▸ What needs to be done: Please report how many lines in the records below contain the word "Performance", and give nothing else.

▸ Exercise material:
• • • • • • •
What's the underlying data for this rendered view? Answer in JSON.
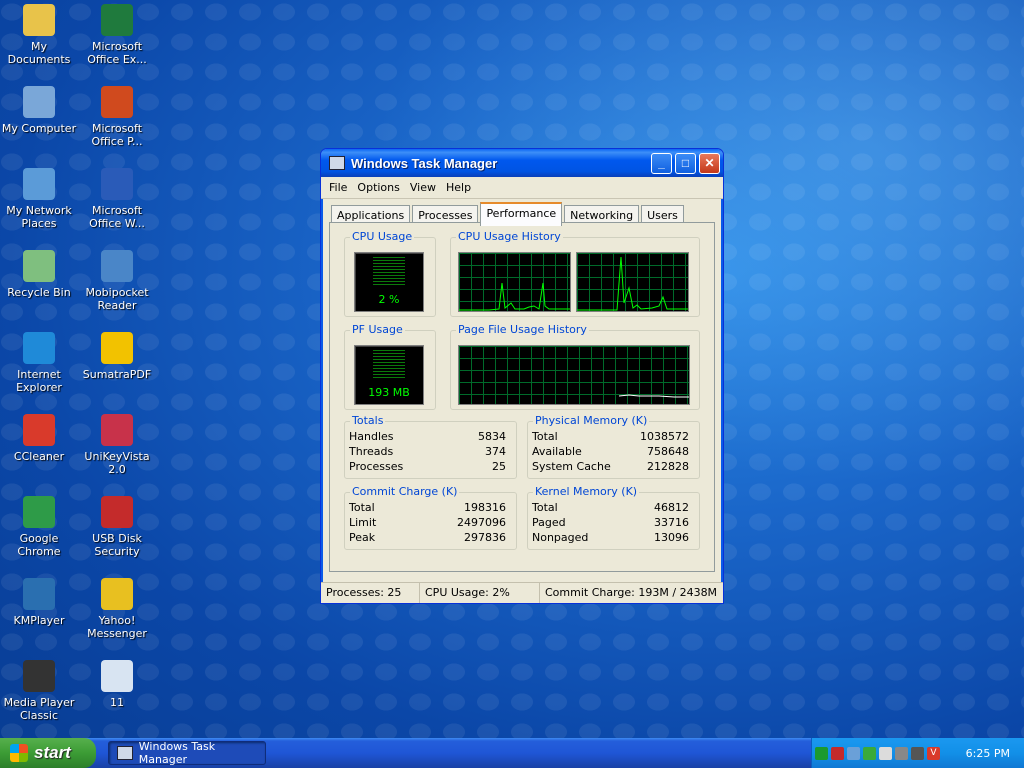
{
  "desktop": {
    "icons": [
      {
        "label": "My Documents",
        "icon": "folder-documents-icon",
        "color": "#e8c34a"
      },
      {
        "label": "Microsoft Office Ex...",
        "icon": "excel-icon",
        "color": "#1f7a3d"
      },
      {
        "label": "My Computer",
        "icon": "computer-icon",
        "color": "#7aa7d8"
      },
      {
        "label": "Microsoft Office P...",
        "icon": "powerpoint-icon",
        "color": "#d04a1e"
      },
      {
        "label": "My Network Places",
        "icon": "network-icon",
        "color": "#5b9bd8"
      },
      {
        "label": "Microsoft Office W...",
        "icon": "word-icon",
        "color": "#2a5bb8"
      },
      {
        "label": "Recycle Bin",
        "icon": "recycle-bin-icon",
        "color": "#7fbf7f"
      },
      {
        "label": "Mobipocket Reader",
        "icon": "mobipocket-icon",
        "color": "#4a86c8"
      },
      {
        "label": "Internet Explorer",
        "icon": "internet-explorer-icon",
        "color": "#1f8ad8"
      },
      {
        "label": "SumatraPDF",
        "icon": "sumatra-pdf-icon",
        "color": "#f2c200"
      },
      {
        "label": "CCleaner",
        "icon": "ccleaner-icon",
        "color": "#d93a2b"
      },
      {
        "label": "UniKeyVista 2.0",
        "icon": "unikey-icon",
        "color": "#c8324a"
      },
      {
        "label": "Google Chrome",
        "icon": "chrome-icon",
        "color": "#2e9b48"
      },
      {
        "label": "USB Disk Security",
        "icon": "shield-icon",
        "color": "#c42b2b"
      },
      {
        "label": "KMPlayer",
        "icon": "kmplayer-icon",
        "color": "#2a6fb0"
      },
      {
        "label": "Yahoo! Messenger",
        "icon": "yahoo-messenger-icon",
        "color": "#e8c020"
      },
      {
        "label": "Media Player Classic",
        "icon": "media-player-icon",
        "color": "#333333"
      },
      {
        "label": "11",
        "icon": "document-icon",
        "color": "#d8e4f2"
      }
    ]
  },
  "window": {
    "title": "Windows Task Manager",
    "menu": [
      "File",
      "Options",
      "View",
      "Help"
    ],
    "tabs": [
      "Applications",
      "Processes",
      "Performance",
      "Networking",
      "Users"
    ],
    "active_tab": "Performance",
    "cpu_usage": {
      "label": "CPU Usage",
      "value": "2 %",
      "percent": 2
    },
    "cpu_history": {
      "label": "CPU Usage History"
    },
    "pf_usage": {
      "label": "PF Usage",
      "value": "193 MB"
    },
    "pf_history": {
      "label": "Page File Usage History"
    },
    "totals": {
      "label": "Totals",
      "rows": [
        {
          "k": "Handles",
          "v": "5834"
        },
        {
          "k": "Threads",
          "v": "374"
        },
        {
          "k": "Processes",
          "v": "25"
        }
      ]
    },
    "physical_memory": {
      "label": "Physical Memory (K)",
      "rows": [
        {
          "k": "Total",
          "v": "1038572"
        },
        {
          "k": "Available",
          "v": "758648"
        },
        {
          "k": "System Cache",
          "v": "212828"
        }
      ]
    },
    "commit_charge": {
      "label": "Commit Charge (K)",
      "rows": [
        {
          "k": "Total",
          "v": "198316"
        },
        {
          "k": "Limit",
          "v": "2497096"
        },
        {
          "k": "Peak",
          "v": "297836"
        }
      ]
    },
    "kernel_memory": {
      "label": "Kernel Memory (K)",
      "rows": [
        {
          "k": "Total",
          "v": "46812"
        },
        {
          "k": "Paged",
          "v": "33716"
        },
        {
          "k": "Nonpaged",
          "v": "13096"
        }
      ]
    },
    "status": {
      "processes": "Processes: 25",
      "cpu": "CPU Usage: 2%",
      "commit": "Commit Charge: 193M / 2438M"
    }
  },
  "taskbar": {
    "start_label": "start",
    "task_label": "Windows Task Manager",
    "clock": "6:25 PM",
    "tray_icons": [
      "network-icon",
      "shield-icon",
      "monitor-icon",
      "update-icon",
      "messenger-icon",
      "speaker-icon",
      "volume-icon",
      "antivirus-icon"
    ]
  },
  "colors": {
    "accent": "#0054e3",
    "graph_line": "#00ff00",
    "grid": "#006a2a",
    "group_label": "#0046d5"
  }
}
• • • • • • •
▸ Answer area: 2